Pediatrix Medical Group (Pediatrix) neonatology teams, in collaboration with hospital partners, launched an ambitious quality improvement initiative in 2007 to improve care provided in neonatal intensive care units (NICUs) across the country. Participating practices hit the enrollment target of 100,000 at the program’s midpoint, ultimately reaching 420,000 patients in 330 NICUs by 2013. Results were remarkable. Not only did more babies survive, they survived with fewer complications. Babies spent less time in the NICU. Parent satisfaction went up. Health care costs went down.
The program’s name – the 100,000 Babies Campaign – stuck, a reminder of a lofty goal set, achieved and surpassed. After the official study period ended, practices continued to implement elements of the Campaign and 100,000 Babies became symbolic of neonatal quality improvement in general. In 2020, Pediatrix will build on the Campaign’s success, not as a quality collaborative, but as a series of tools to empower continuous improvement. New areas of focus and a modified program design will give physicians greater autonomy and flexibility to tailor sustaining programs in their local markets.
“Quality has always been central to everything we do; that applies to both clinical care and program design,” says Mack Hinson, MD, President of Pediatrix and Obstetrix Medical Groups. “Our ‘new’ 100,000 Babies Campaign will continue our longstanding tradition of delivering on our promise of quality to our patients, our hospital partners and even our own clinicians.”
A look back
Most quality improvement collaboratives at the time the campaign was launched focused on a single clinical problem or morbidity. The 100,000 Babies Campaign focused on five. Each area selected had the greatest influence on patient outcomes: enhancing nutrition, improving medication use, reducing central line infections, minimizing mechanical ventilation and reducing suboptimal admission temperatures.

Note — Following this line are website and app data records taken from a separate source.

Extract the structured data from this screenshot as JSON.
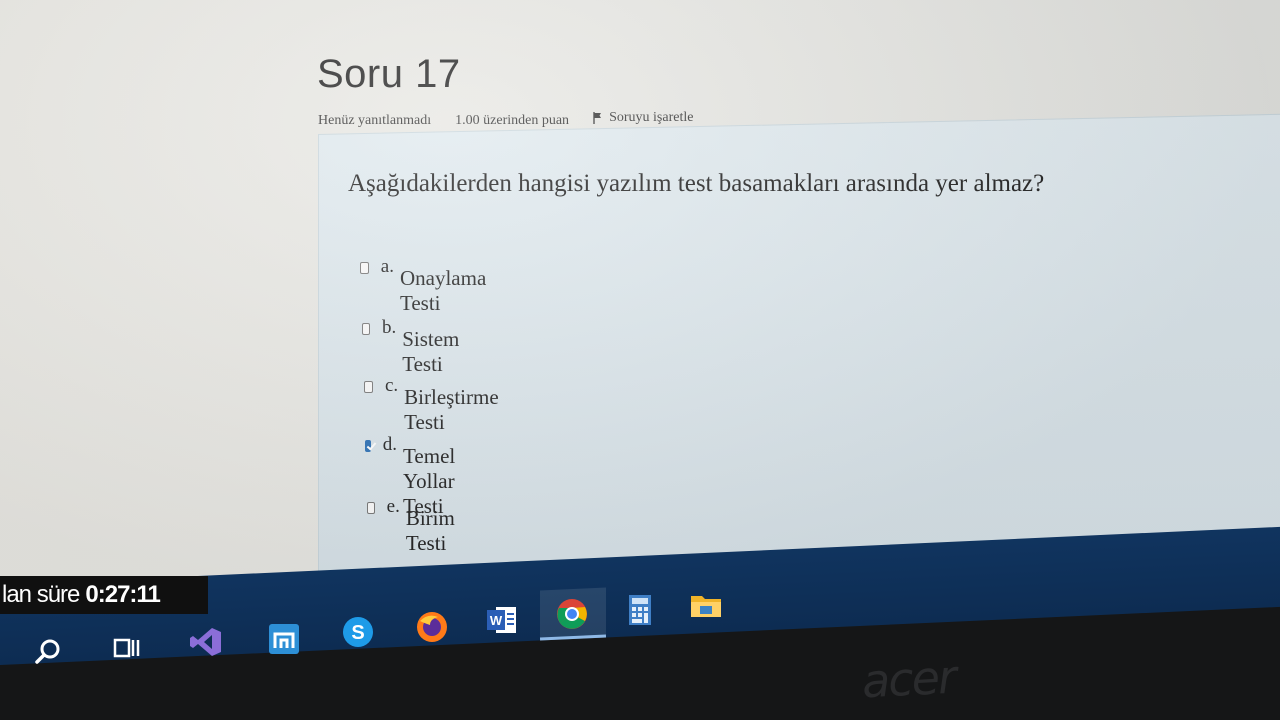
{
  "question": {
    "title": "Soru 17",
    "status": "Henüz yanıtlanmadı",
    "points": "1.00 üzerinden puan",
    "flag_label": "Soruyu işaretle",
    "text": "Aşağıdakilerden hangisi yazılım test basamakları arasında yer almaz?"
  },
  "answers": [
    {
      "letter": "a.",
      "text": "Onaylama Testi",
      "checked": false
    },
    {
      "letter": "b.",
      "text": "Sistem Testi",
      "checked": false
    },
    {
      "letter": "c.",
      "text": "Birleştirme Testi",
      "checked": false
    },
    {
      "letter": "d.",
      "text": "Temel Yollar Testi",
      "checked": true
    },
    {
      "letter": "e.",
      "text": "Birim Testi",
      "checked": false
    }
  ],
  "timer": {
    "label": "lan süre",
    "value": "0:27:11"
  },
  "taskbar": {
    "icons": [
      "search-icon",
      "task-view-icon",
      "visual-studio-icon",
      "app-icon",
      "skype-icon",
      "firefox-icon",
      "word-icon",
      "chrome-icon",
      "calculator-icon",
      "file-explorer-icon"
    ],
    "active": "chrome-icon"
  },
  "bezel_brand": "acer",
  "colors": {
    "question_bg": "#dfe9ee",
    "taskbar": "#10345f",
    "checkbox_checked": "#2a6fb5"
  }
}
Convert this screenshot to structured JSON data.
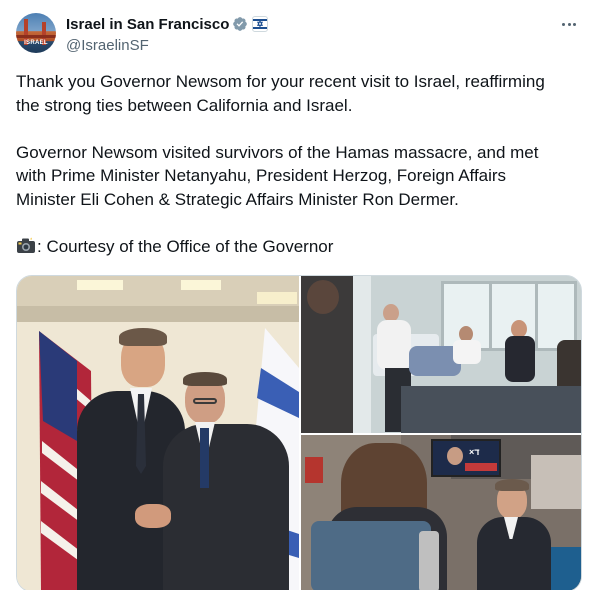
{
  "post": {
    "display_name": "Israel in San Francisco",
    "handle": "@IsraelinSF",
    "avatar_text": "ISRAEL",
    "paragraphs": [
      "Thank you Governor Newsom for your recent visit to Israel, reaffirming\nthe strong ties between California and Israel.",
      "Governor Newsom visited survivors of the Hamas massacre, and met\nwith Prime Minister Netanyahu, President Herzog, Foreign Affairs\nMinister Eli Cohen & Strategic Affairs Minister Ron Dermer."
    ],
    "credit": ": Courtesy of the Office of the Governor"
  },
  "media": {
    "photos": [
      {
        "name": "handshake-photo"
      },
      {
        "name": "hospital-visit-photo"
      },
      {
        "name": "survivor-meeting-photo"
      }
    ],
    "tv_screen_text": "×ד"
  },
  "icons": [
    "verified-icon",
    "government-affiliation-icon",
    "more-options-icon",
    "camera-icon"
  ],
  "colors": {
    "text": "#0f1419",
    "secondary_text": "#536471",
    "verified_badge": "#829aab",
    "border": "#cfd9de"
  }
}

From 2007 to 2013, the program showed simultaneous improvement in processes and patient outcomes. Among the most significant, mortality decreased by 22 percent in very low birth weight infants (babies weighing less than 3 pounds, 4 ounces). Severe retinopathy of prematurity, a cause of blindness in premature babies, decreased by 31 percent. Necrotizing enterocolitis, an intestinal disease which can cause death, decreased by 41 percent.

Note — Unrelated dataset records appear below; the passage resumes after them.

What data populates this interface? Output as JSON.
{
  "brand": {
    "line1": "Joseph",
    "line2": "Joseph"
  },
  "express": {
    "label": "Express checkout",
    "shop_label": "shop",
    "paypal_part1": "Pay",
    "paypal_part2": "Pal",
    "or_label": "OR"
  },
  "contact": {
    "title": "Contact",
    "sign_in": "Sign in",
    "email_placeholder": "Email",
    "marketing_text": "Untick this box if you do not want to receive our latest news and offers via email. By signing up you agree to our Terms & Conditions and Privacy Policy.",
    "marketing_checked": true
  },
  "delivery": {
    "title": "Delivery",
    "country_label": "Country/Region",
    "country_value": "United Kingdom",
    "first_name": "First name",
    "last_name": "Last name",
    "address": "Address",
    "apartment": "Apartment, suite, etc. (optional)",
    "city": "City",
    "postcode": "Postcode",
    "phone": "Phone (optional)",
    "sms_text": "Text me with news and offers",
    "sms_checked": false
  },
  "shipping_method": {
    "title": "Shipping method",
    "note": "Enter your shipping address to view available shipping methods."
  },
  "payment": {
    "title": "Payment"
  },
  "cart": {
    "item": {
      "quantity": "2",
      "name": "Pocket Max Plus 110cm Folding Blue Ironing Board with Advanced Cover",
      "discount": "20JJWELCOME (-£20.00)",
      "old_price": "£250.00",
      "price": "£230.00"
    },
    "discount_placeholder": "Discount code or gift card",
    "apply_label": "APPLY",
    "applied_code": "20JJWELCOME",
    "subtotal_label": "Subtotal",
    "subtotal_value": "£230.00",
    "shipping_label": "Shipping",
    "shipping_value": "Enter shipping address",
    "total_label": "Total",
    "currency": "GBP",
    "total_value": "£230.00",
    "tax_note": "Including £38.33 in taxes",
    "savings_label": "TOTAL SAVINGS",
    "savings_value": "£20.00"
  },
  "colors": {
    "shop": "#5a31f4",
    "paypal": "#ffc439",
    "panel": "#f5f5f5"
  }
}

Pediatrix’s large network of NICUs and annual patient volume was necessary to achieve meaningful results. Today, 1,200+ Pediatrix-affiliated neonatal physicians and 975+ advanced practice providers care for 5,350 babies in NICUs every day. The company’s neonatal outcomes database, the primary mechanism for project data reporting, has reached 24,000,000 patient days. Size alone makes Pediatrix a natural industry leader, but the real driver of success, even a decade later, remains an unwavering commitment to the patient. That commitment is evident in the business and clinical infrastructure that Pediatrix’s parent company, MEDNAX, has developed to support advancement. From the Center for Research, Education, Quality and Safety (CREQS) to the newly established Innovation Center, MEDNAX puts patient needs first by focusing on the tools and resources clinicians need to do their jobs well.
The evolution continues
The continuation of the 100,000 Babies Campaign isn’t so much a reboot as it is an evolution, characteristic of the company’s approach throughout its 40-year history.
The 100,000 Babies Campaign expansion incorporates simulation, best practices during the first 60 minutes after a baby’s birth (referred to as the Golden Hour), and efforts to reduce waste and inefficiency in a variety of areas, such as the discharge process. New elements have clinical, operational and financial implications and are expected to grow based on physician feedback and hospital needs. A priority for the support team is to relieve any barrier to implementation to encourage ongoing participation companywide.
A decade later, the program architects are clear that the 100,000 Babies Campaign will never end, but also note that it is part of a much larger effort.
“Over the past year we’ve continued to grow our research portfolio and expanded our patient safety initiatives through High Reliability Organization training and medical simulation. We’ve also introduced clinical initiatives to improve outcomes for babies born with drug addiction, hearing loss and genetic mutations,” says Ingrid Vasiliu-Feltes, MD, MBA, Chief Quality and Innovation Officer at MEDNAX. The Campaign, she explains, is designed to complement other projects such as value-based care and telehealth, both priorities of MEDNAX’s Innovation Center. “The 100,000 Babies Campaign is another piece of the puzzle.”
Read the study results in Pediatrics, the journal of the American Academy of Pediatrics: A Multifaceted Approach to Improving Outcomes in the NICU: The 100,000 Babies Campaign